Settlement and Incorporation

The town of Norway encompasses an area made up of several tracts of land granted by the Commonwealth of Massachusetts (Maine did not become a separate state until 1820).  One of these tracts was purchased by Captain Henry Rust of Salem, Massachusetts and became known as Rust's Plantation or Rustfield. 

In 1786 five men from Gray began clearing land in the wilderness and were the first settlers of Rustfield.  Joseph and Jonas Stevens, Amos and Jeremiah Hobbs and George Lessley made preparations to settle on land purchased from Captain Rust.  In 1787, the men returned with their families to become the first permanent residents.  Their farms were located in the area of the western shore of Lake Pennessewassee, along what is now the Waterford Road, along the Greenwood Road and at Norway Center. 

In 1789, Captain Rust built a saw mill and a grist mill at the outlet to the lake near the upper end of the current Norway village, and his nephew operated a blacksmith shop. These were important steps toward the future growth of the town.  Between 1787 and 1790, more families settled in the area, with the 1790 census listing a population of 448.

By 1797, the population of Rustfield and neighboring tracts increased enough to form a town, resulting in the incorporation of the Town of Norway on March 9, 1797.  The reason the town was named Norway is not documented, but it is known there were no Norwegian settlers.  The name for the new town was going to be “Norage,” an Indian word for falls, referring to the Steep Falls section of the town; however, the word may have been misspelled as “Norway” in the petition for incorporation or other government documents, so Norway it has remained.      

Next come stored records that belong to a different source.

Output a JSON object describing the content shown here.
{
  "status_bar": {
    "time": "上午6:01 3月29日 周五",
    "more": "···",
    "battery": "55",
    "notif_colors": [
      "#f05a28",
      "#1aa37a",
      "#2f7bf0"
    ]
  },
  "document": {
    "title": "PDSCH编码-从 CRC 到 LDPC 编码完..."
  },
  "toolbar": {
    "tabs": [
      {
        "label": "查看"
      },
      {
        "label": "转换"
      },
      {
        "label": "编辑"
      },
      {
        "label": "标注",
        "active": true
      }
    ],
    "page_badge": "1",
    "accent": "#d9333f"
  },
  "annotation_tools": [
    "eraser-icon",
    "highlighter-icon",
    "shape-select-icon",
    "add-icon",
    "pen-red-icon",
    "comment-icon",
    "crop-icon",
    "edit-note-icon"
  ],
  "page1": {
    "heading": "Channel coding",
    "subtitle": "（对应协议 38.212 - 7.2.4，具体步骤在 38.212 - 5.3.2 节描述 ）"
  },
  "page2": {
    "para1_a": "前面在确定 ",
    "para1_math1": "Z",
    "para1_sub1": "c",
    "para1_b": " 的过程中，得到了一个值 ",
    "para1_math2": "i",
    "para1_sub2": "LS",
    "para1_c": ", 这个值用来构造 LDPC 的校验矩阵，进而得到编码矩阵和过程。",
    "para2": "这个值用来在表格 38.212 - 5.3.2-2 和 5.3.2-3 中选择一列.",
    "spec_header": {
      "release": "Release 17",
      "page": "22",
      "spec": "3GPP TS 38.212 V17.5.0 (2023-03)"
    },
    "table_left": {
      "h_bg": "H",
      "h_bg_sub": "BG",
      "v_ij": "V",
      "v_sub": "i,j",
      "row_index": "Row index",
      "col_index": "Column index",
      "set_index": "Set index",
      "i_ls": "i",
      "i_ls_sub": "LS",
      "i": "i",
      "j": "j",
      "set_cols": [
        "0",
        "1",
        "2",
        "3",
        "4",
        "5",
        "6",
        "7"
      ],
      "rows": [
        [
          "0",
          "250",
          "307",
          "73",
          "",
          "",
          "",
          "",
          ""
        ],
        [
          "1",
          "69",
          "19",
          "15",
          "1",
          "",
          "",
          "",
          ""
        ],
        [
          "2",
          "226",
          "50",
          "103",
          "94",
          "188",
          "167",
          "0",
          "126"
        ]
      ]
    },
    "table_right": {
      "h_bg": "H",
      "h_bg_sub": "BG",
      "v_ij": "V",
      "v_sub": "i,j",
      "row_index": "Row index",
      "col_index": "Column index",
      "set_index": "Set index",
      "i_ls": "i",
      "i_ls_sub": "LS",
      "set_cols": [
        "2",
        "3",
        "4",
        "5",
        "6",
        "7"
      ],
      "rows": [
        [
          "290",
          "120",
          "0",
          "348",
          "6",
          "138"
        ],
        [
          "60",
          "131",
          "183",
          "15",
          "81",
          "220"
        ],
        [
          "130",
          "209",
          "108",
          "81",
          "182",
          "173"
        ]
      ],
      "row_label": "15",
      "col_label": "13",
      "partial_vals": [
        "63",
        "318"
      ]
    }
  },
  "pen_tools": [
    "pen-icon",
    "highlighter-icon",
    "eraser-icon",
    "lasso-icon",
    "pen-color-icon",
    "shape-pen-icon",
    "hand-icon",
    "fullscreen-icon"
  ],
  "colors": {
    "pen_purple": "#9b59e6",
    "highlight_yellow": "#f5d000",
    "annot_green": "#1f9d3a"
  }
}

Early Industries

The first factories in Norway were Captain Rust's saw mill grist mill built in 1789 on the outlet stream of Lake Pennesseewassee. Bailey Bodwell, who settled in Norway in 1799, built a carding mill in the same area; however the power afforded by the stream was not adequate. In 1804, Bodwell built another carding mill at the Steep Falls section of Norway (the falls are across the street from Aubuchon Hardware on Lower Main Street), where the water power was much stronger. This began a series of industries locating at Steep Falls until the last business closed in 1923. These mills included a tannery, a foundry, a soap factory, a pulp and paper mill and a grist mill, among many others, plus an electric generating station to produce power for street lights beginning in 1888. The last factory located at Steep Falls burned in 1923 and was rebuilt elsewhere in town.

 

The two people in the distance are standing
on the bridge on Lower Main Street.

One of the most important industries in Norway’s history is the manufacture of shoes. A shoe factory was built in 1872 along Lynn Street and remained in business under a variety of owners for about 100 years. 

Shoe shop located between Lynn and Danforth Streets. 
This view is from Beal Street looking toward Main Street.

Norway was well known for snowshoe manufacturing and Norway-made snowshoes were used by Arctic explorers Robert Peary and Donald MacMillan. This giant snowshoe greeted visitors as they came into town, describing Norway as Snowshoe Town America.